**Task prompt:**
Report how many lines in the data include "consider", with the number as the only reply.

**Data for this exercise:**
****************************************

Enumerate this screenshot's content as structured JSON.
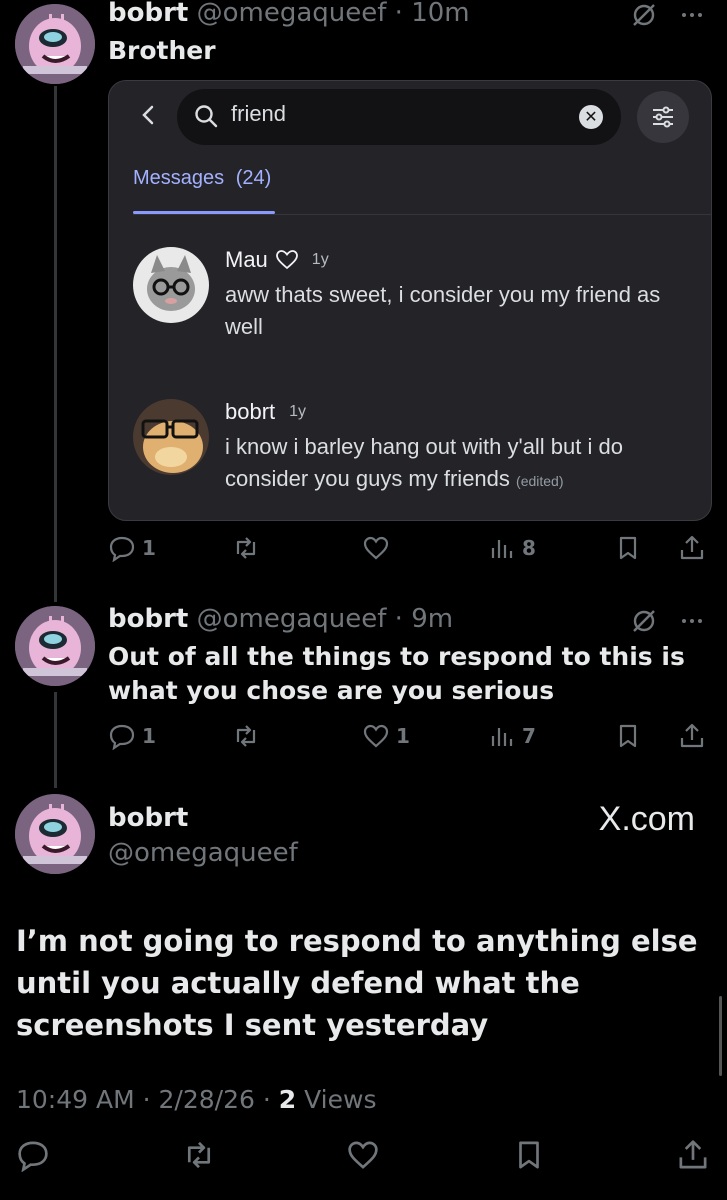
{
  "colors": {
    "background": "#000000",
    "muted": "#71767b",
    "text": "#e7e9ea",
    "discord_accent": "#a3b1ff"
  },
  "tweet1": {
    "name": "bobrt",
    "handle": "@omegaqueef",
    "dot": "·",
    "time": "10m",
    "text": "Brother",
    "replies": "1",
    "retweets": "",
    "likes": "",
    "views": "8"
  },
  "embed": {
    "search_value": "friend",
    "tab": "Messages",
    "tab_count": "(24)",
    "messages": [
      {
        "author": "Mau",
        "time": "1y",
        "text": "aww thats sweet, i consider you my friend as well",
        "edited": ""
      },
      {
        "author": "bobrt",
        "time": "1y",
        "text": "i know i barley hang out with y'all but i do consider you guys my friends",
        "edited": "(edited)"
      }
    ]
  },
  "tweet2": {
    "name": "bobrt",
    "handle": "@omegaqueef",
    "dot": "·",
    "time": "9m",
    "text": "Out of all the things to respond to this is what you chose are you serious",
    "replies": "1",
    "retweets": "",
    "likes": "1",
    "views": "7"
  },
  "focused": {
    "name": "bobrt",
    "handle": "@omegaqueef",
    "brand": "X.com",
    "text": "I’m not going to respond to anything else until you actually defend what the screenshots I sent yesterday",
    "time": "10:49 AM",
    "date": "2/28/26",
    "sep": "·",
    "views_count": "2",
    "views_label": "Views"
  },
  "icons": [
    "reply-icon",
    "retweet-icon",
    "like-icon",
    "views-icon",
    "bookmark-icon",
    "share-icon",
    "grok-icon",
    "more-icon",
    "search-icon",
    "back-icon",
    "filter-icon",
    "clear-icon"
  ]
}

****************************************

**Expected answer:**
2